When a line in the data below includes "author", pick it out and copy it.

(Beginning of Exercise input)

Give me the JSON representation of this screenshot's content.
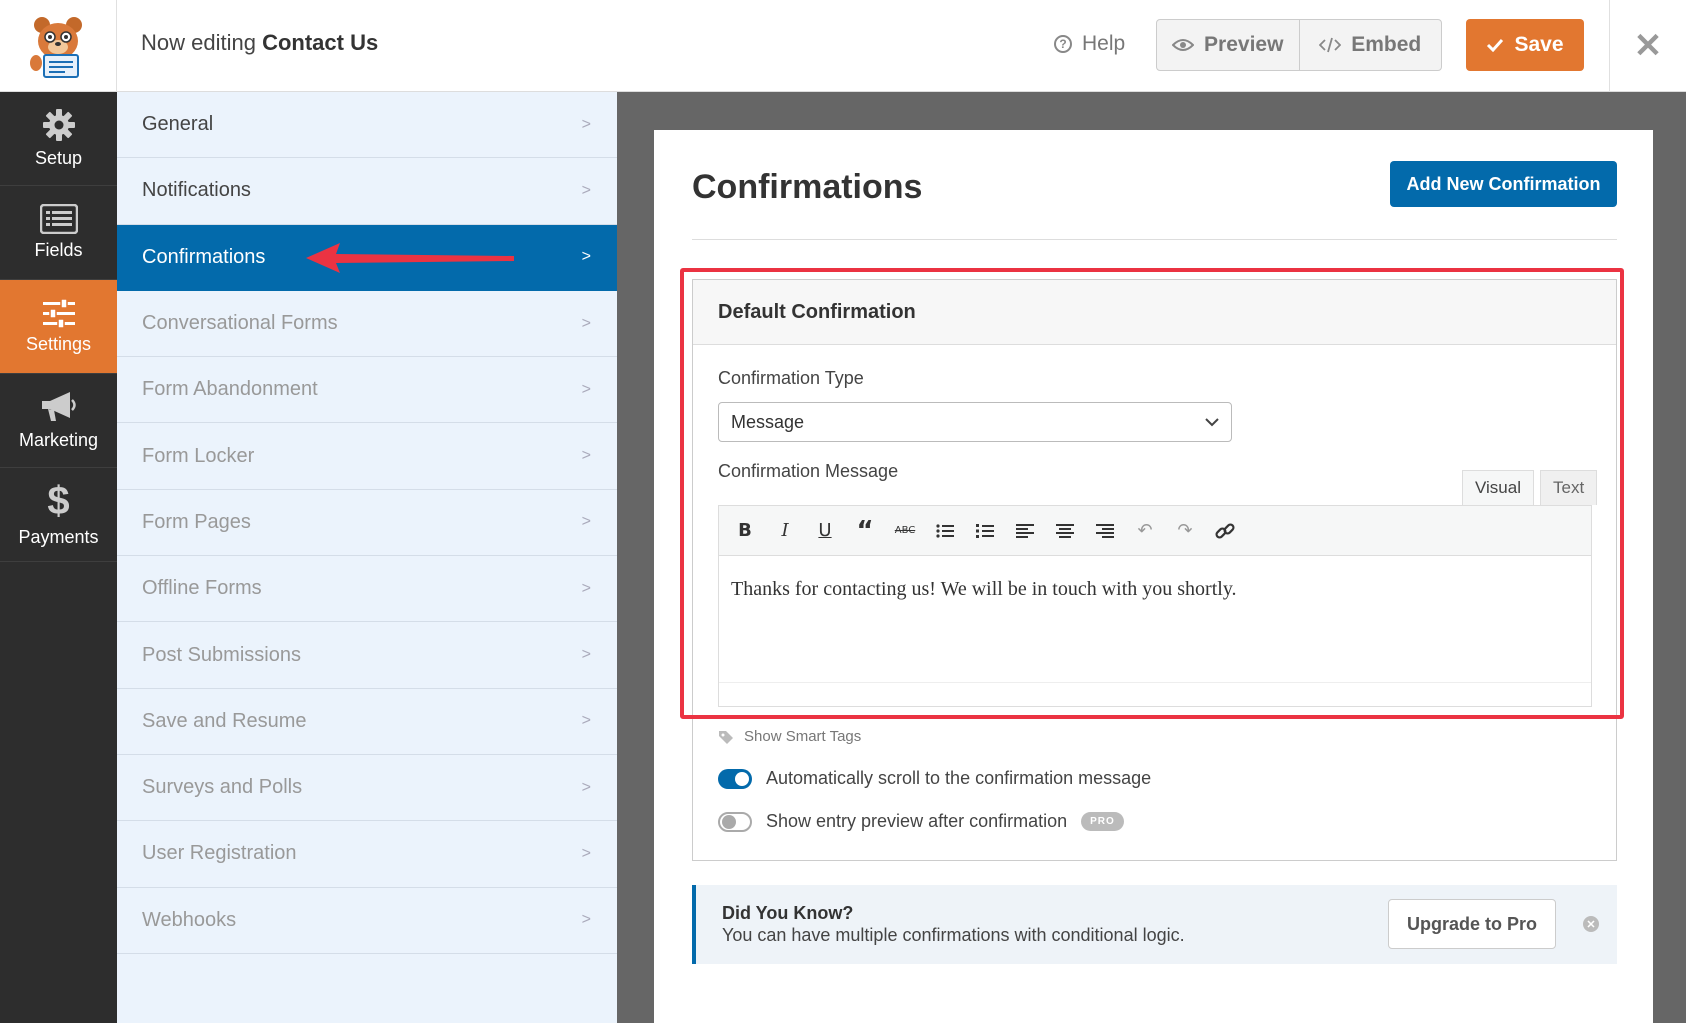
{
  "header": {
    "editing_prefix": "Now editing",
    "form_name": "Contact Us",
    "help_label": "Help",
    "preview_label": "Preview",
    "embed_label": "Embed",
    "save_label": "Save"
  },
  "leftnav": {
    "items": [
      {
        "label": "Setup",
        "icon": "gear-icon"
      },
      {
        "label": "Fields",
        "icon": "list-icon"
      },
      {
        "label": "Settings",
        "icon": "sliders-icon",
        "active": true
      },
      {
        "label": "Marketing",
        "icon": "megaphone-icon"
      },
      {
        "label": "Payments",
        "icon": "dollar-icon"
      }
    ]
  },
  "settings": {
    "items": [
      {
        "label": "General"
      },
      {
        "label": "Notifications"
      },
      {
        "label": "Confirmations"
      },
      {
        "label": "Conversational Forms"
      },
      {
        "label": "Form Abandonment"
      },
      {
        "label": "Form Locker"
      },
      {
        "label": "Form Pages"
      },
      {
        "label": "Offline Forms"
      },
      {
        "label": "Post Submissions"
      },
      {
        "label": "Save and Resume"
      },
      {
        "label": "Surveys and Polls"
      },
      {
        "label": "User Registration"
      },
      {
        "label": "Webhooks"
      }
    ]
  },
  "main": {
    "title": "Confirmations",
    "add_button": "Add New Confirmation",
    "box_title": "Default Confirmation",
    "type_label": "Confirmation Type",
    "type_value": "Message",
    "message_label": "Confirmation Message",
    "tab_visual": "Visual",
    "tab_text": "Text",
    "message_text": "Thanks for contacting us! We will be in touch with you shortly.",
    "smart_tags": "Show Smart Tags",
    "toggle_scroll": "Automatically scroll to the confirmation message",
    "toggle_preview": "Show entry preview after confirmation",
    "pro_badge": "PRO"
  },
  "notice": {
    "title": "Did You Know?",
    "text": "You can have multiple confirmations with conditional logic.",
    "button": "Upgrade to Pro"
  },
  "colors": {
    "accent_orange": "#e27730",
    "primary_blue": "#036aab",
    "highlight_red": "#eb3342"
  }
}
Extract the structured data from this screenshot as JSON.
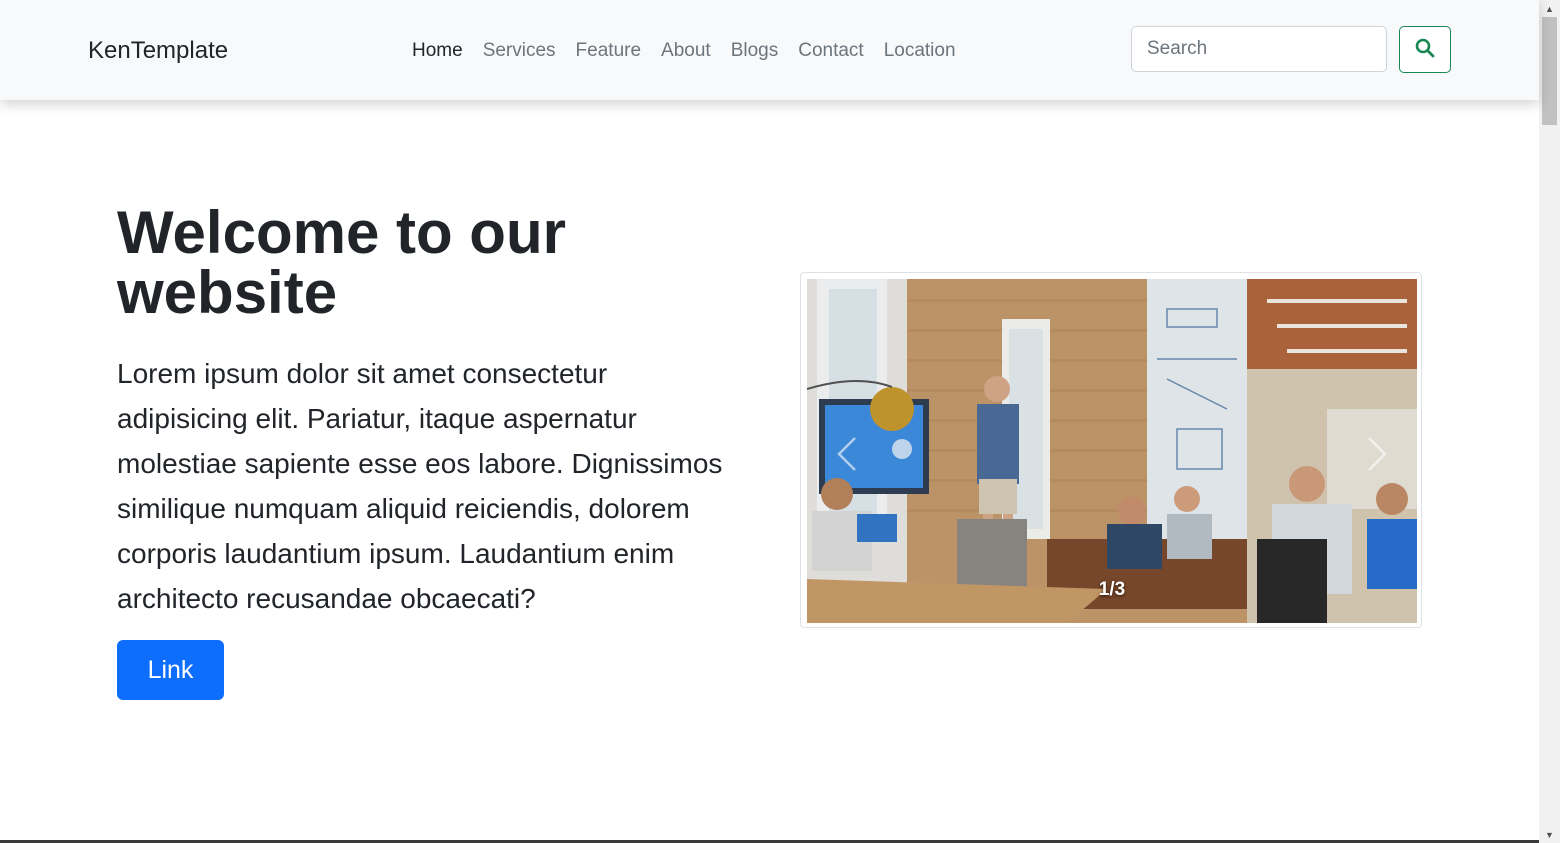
{
  "navbar": {
    "brand": "KenTemplate",
    "links": [
      {
        "label": "Home",
        "active": true
      },
      {
        "label": "Services",
        "active": false
      },
      {
        "label": "Feature",
        "active": false
      },
      {
        "label": "About",
        "active": false
      },
      {
        "label": "Blogs",
        "active": false
      },
      {
        "label": "Contact",
        "active": false
      },
      {
        "label": "Location",
        "active": false
      }
    ],
    "search": {
      "placeholder": "Search",
      "value": "",
      "button_icon": "search-icon"
    }
  },
  "hero": {
    "title": "Welcome to our website",
    "text": "Lorem ipsum dolor sit amet consectetur adipisicing elit. Pariatur, itaque aspernatur molestiae sapiente esse eos labore. Dignissimos similique numquam aliquid reiciendis, dolorem corporis laudantium ipsum. Laudantium enim architecto recusandae obcaecati?",
    "button_label": "Link"
  },
  "carousel": {
    "counter": "1/3",
    "prev_icon": "chevron-left-icon",
    "next_icon": "chevron-right-icon"
  },
  "colors": {
    "primary": "#0d6efd",
    "success": "#198754",
    "navbar_bg": "#f8f9fa",
    "muted": "#6c757d",
    "dark": "#212529"
  }
}
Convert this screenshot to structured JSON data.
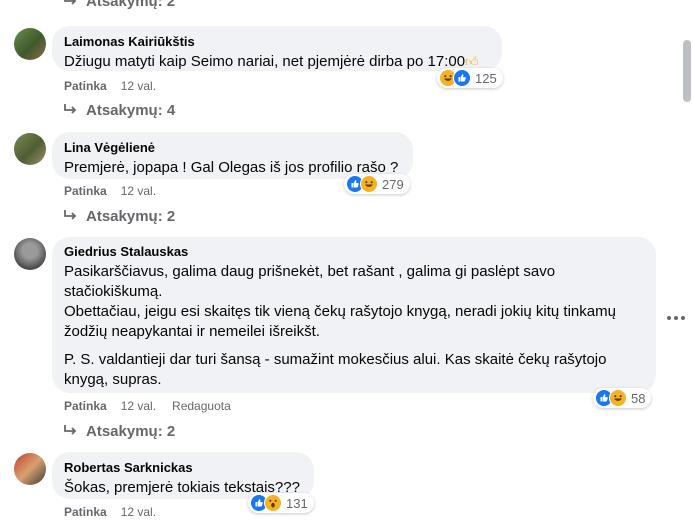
{
  "replies_label_prefix": "Atsakymų:",
  "like_label": "Patinka",
  "top_replies": {
    "count": "2"
  },
  "comments": [
    {
      "author": "Laimonas Kairiūkštis",
      "text": [
        "Džiugu matyti kaip Seimo nariai, net pjemjėrė dirba po 17:00"
      ],
      "like": "Patinka",
      "time": "12 val.",
      "edited": "",
      "reactions": [
        "haha",
        "like"
      ],
      "reaction_count": "125",
      "replies": "Atsakymų: 4"
    },
    {
      "author": "Lina Vėgėlienė",
      "text": [
        "Premjerė, jopapa ! Gal Olegas iš jos profilio rašo ?"
      ],
      "like": "Patinka",
      "time": "12 val.",
      "edited": "",
      "reactions": [
        "like",
        "haha"
      ],
      "reaction_count": "279",
      "replies": "Atsakymų: 2"
    },
    {
      "author": "Giedrius Stalauskas",
      "paragraphs": [
        "Pasikarščiavus, galima daug prišnekėt, bet rašant , galima gi paslėpt savo stačiokiškumą.\nObettačiau, jeigu esi skaitęs tik vieną čekų rašytojo knygą, neradi jokių kitų tinkamų žodžių neapykantai ir nemeilei išreikšt.",
        "P. S. valdantieji dar turi šansą - sumažint mokesčius alui. Kas skaitė čekų rašytojo knygą, supras."
      ],
      "like": "Patinka",
      "time": "12 val.",
      "edited": "Redaguota",
      "reactions": [
        "like",
        "haha"
      ],
      "reaction_count": "58",
      "replies": "Atsakymų: 2"
    },
    {
      "author": "Robertas Sarknickas",
      "text": [
        "Šokas, premjerė tokiais tekstais???"
      ],
      "like": "Patinka",
      "time": "12 val.",
      "edited": "",
      "reactions": [
        "like",
        "wow"
      ],
      "reaction_count": "131",
      "replies": ""
    }
  ],
  "colors": {
    "bubble": "#f0f2f5",
    "meta_text": "#65676b",
    "like_blue": "#1877f2",
    "haha_yellow": "#f7b125"
  },
  "icons": {
    "reply_arrow": "reply-arrow-icon",
    "more": "more-options-icon",
    "thumbs_up_emoji": "thumbs-up-emoji-icon"
  }
}
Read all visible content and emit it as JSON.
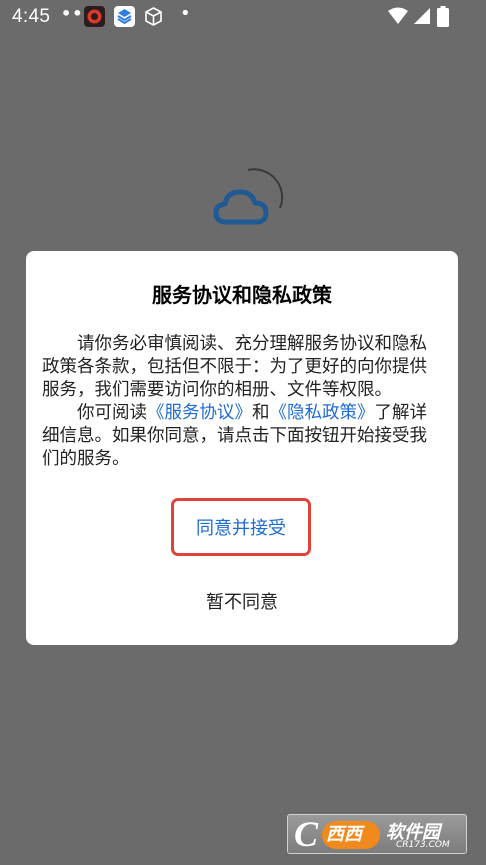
{
  "status_bar": {
    "time": "4:45",
    "dots": "•••",
    "notification_dot": "•",
    "icons": [
      "app-red-icon",
      "layers-icon",
      "cube-icon",
      "wifi-icon",
      "cell-signal-icon",
      "battery-icon"
    ]
  },
  "loader": {
    "logo": "cloud-icon",
    "logo_color": "#1f5a92"
  },
  "dialog": {
    "title": "服务协议和隐私政策",
    "paragraph1": "请你务必审慎阅读、充分理解服务协议和隐私政策各条款，包括但不限于：为了更好的向你提供服务，我们需要访问你的相册、文件等权限。",
    "paragraph2_pre": "你可阅读",
    "terms_link": "《服务协议》",
    "and_text": "和",
    "privacy_link": "《隐私政策》",
    "paragraph2_post": "了解详细信息。如果你同意，请点击下面按钮开始接受我们的服务。",
    "accept_label": "同意并接受",
    "decline_label": "暂不同意"
  },
  "colors": {
    "overlay": "#6b6b6b",
    "link": "#1e6bd6",
    "highlight_border": "#e0433a"
  },
  "watermark": {
    "letter": "C",
    "badge": "西西",
    "name": "软件园",
    "url": "CR173.COM"
  }
}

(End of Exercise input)

• **Answer to this exercise**:
      "author": "Laimonas Kairiūkštis",
      "author": "Lina Vėgėlienė",
      "author": "Giedrius Stalauskas",
      "author": "Robertas Sarknickas",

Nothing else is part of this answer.